EXERCISE PROMPT: Your task is to copy the listing exactly, with the pictures left out.

BEGIN

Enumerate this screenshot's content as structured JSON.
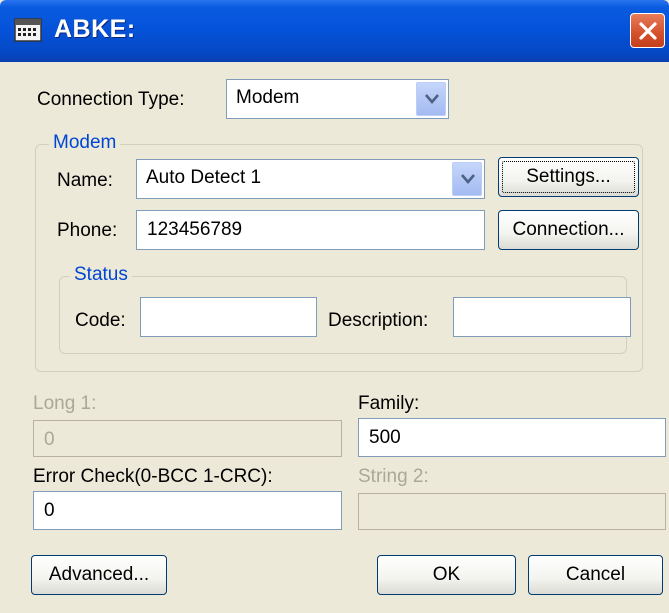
{
  "window": {
    "title": "ABKE:",
    "icons": {
      "app": "keyboard-icon",
      "close": "close-icon"
    }
  },
  "connection": {
    "label": "Connection Type:",
    "value": "Modem"
  },
  "modem_group": {
    "caption": "Modem",
    "name_label": "Name:",
    "name_value": "Auto Detect 1",
    "phone_label": "Phone:",
    "phone_value": "123456789",
    "settings_button": "Settings...",
    "connection_button": "Connection...",
    "status": {
      "caption": "Status",
      "code_label": "Code:",
      "code_value": "",
      "description_label": "Description:",
      "description_value": ""
    }
  },
  "fields": {
    "long1_label": "Long 1:",
    "long1_value": "0",
    "family_label": "Family:",
    "family_value": "500",
    "error_check_label": "Error Check(0-BCC 1-CRC):",
    "error_check_value": "0",
    "string2_label": "String 2:",
    "string2_value": ""
  },
  "buttons": {
    "advanced": "Advanced...",
    "ok": "OK",
    "cancel": "Cancel"
  },
  "colors": {
    "title_bar": "#0553da",
    "group_caption": "#0046d5",
    "face": "#ece9d8",
    "close": "#d4502c"
  }
}
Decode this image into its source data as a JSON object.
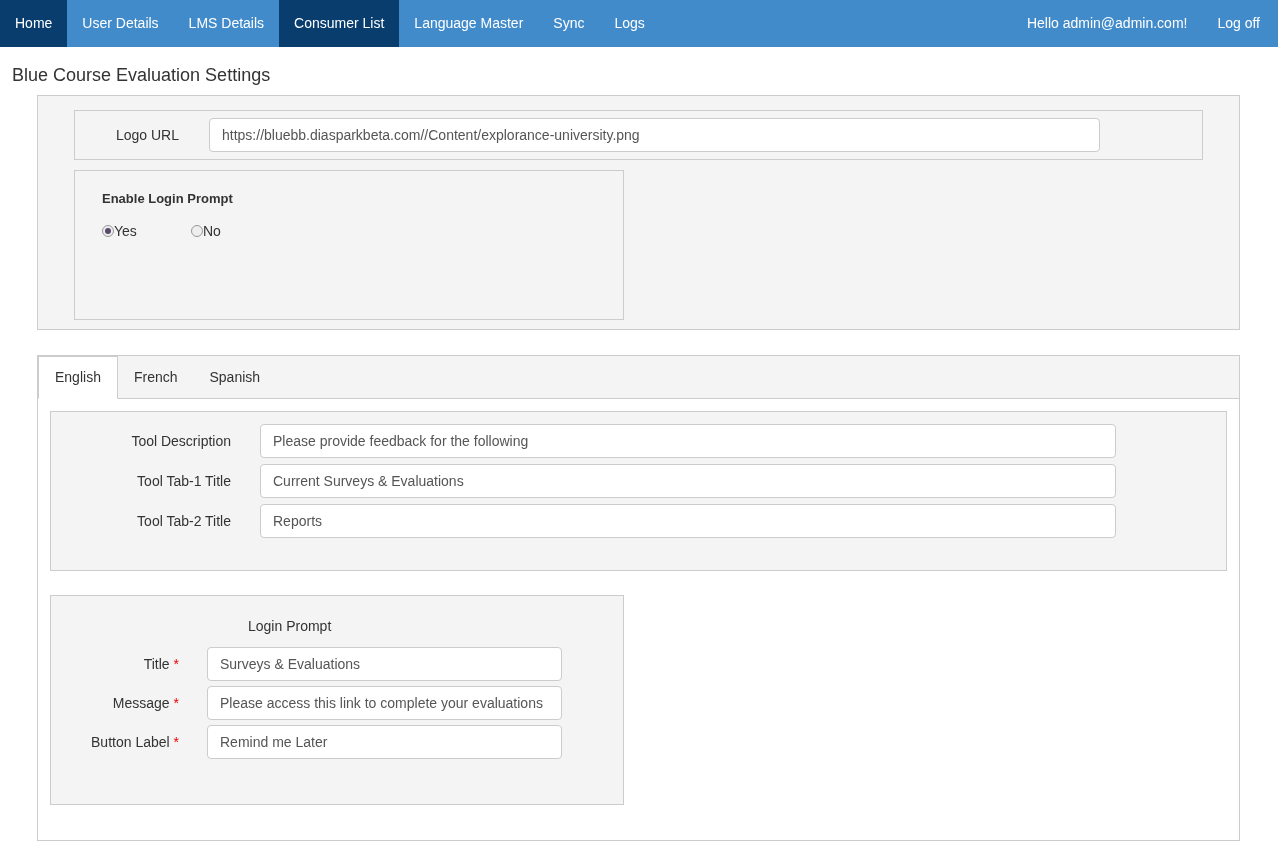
{
  "nav": {
    "items": [
      {
        "label": "Home",
        "selected": true
      },
      {
        "label": "User Details",
        "selected": false
      },
      {
        "label": "LMS Details",
        "selected": false
      },
      {
        "label": "Consumer List",
        "selected": true
      },
      {
        "label": "Language Master",
        "selected": false
      },
      {
        "label": "Sync",
        "selected": false
      },
      {
        "label": "Logs",
        "selected": false
      }
    ],
    "greeting": "Hello admin@admin.com!",
    "logoff": "Log off"
  },
  "page_title": "Blue Course Evaluation Settings",
  "logo_url": {
    "label": "Logo URL",
    "value": "https://bluebb.diasparkbeta.com//Content/explorance-university.png"
  },
  "enable_login_prompt": {
    "label": "Enable Login Prompt",
    "options": [
      {
        "label": "Yes",
        "selected": true
      },
      {
        "label": "No",
        "selected": false
      }
    ]
  },
  "tabs": [
    {
      "label": "English",
      "selected": true
    },
    {
      "label": "French",
      "selected": false
    },
    {
      "label": "Spanish",
      "selected": false
    }
  ],
  "tool_fields": [
    {
      "label": "Tool Description",
      "value": "Please provide feedback for the following"
    },
    {
      "label": "Tool Tab-1 Title",
      "value": "Current Surveys & Evaluations"
    },
    {
      "label": "Tool Tab-2 Title",
      "value": "Reports"
    }
  ],
  "login_prompt": {
    "title": "Login Prompt",
    "fields": [
      {
        "label": "Title",
        "required_mark": "*",
        "value": "Surveys & Evaluations"
      },
      {
        "label": "Message",
        "required_mark": "*",
        "value": "Please access this link to complete your evaluations"
      },
      {
        "label": "Button Label",
        "required_mark": "*",
        "value": "Remind me Later"
      }
    ]
  }
}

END

WRITTEN RESPONSE:
Enumerate this screenshot's content as structured JSON.
{
  "window": {
    "title": "ABKE:",
    "icons": {
      "app": "keyboard-icon",
      "close": "close-icon"
    }
  },
  "connection": {
    "label": "Connection Type:",
    "value": "Modem"
  },
  "modem_group": {
    "caption": "Modem",
    "name_label": "Name:",
    "name_value": "Auto Detect 1",
    "phone_label": "Phone:",
    "phone_value": "123456789",
    "settings_button": "Settings...",
    "connection_button": "Connection...",
    "status": {
      "caption": "Status",
      "code_label": "Code:",
      "code_value": "",
      "description_label": "Description:",
      "description_value": ""
    }
  },
  "fields": {
    "long1_label": "Long 1:",
    "long1_value": "0",
    "family_label": "Family:",
    "family_value": "500",
    "error_check_label": "Error Check(0-BCC 1-CRC):",
    "error_check_value": "0",
    "string2_label": "String 2:",
    "string2_value": ""
  },
  "buttons": {
    "advanced": "Advanced...",
    "ok": "OK",
    "cancel": "Cancel"
  },
  "colors": {
    "title_bar": "#0553da",
    "group_caption": "#0046d5",
    "face": "#ece9d8",
    "close": "#d4502c"
  }
}
Decode this image into its source data as a JSON object.
{
  "nav": {
    "items": [
      {
        "label": "Home",
        "selected": true
      },
      {
        "label": "User Details",
        "selected": false
      },
      {
        "label": "LMS Details",
        "selected": false
      },
      {
        "label": "Consumer List",
        "selected": true
      },
      {
        "label": "Language Master",
        "selected": false
      },
      {
        "label": "Sync",
        "selected": false
      },
      {
        "label": "Logs",
        "selected": false
      }
    ],
    "greeting": "Hello admin@admin.com!",
    "logoff": "Log off"
  },
  "page_title": "Blue Course Evaluation Settings",
  "logo_url": {
    "label": "Logo URL",
    "value": "https://bluebb.diasparkbeta.com//Content/explorance-university.png"
  },
  "enable_login_prompt": {
    "label": "Enable Login Prompt",
    "options": [
      {
        "label": "Yes",
        "selected": true
      },
      {
        "label": "No",
        "selected": false
      }
    ]
  },
  "tabs": [
    {
      "label": "English",
      "selected": true
    },
    {
      "label": "French",
      "selected": false
    },
    {
      "label": "Spanish",
      "selected": false
    }
  ],
  "tool_fields": [
    {
      "label": "Tool Description",
      "value": "Please provide feedback for the following"
    },
    {
      "label": "Tool Tab-1 Title",
      "value": "Current Surveys & Evaluations"
    },
    {
      "label": "Tool Tab-2 Title",
      "value": "Reports"
    }
  ],
  "login_prompt": {
    "title": "Login Prompt",
    "fields": [
      {
        "label": "Title",
        "required_mark": "*",
        "value": "Surveys & Evaluations"
      },
      {
        "label": "Message",
        "required_mark": "*",
        "value": "Please access this link to complete your evaluations"
      },
      {
        "label": "Button Label",
        "required_mark": "*",
        "value": "Remind me Later"
      }
    ]
  }
}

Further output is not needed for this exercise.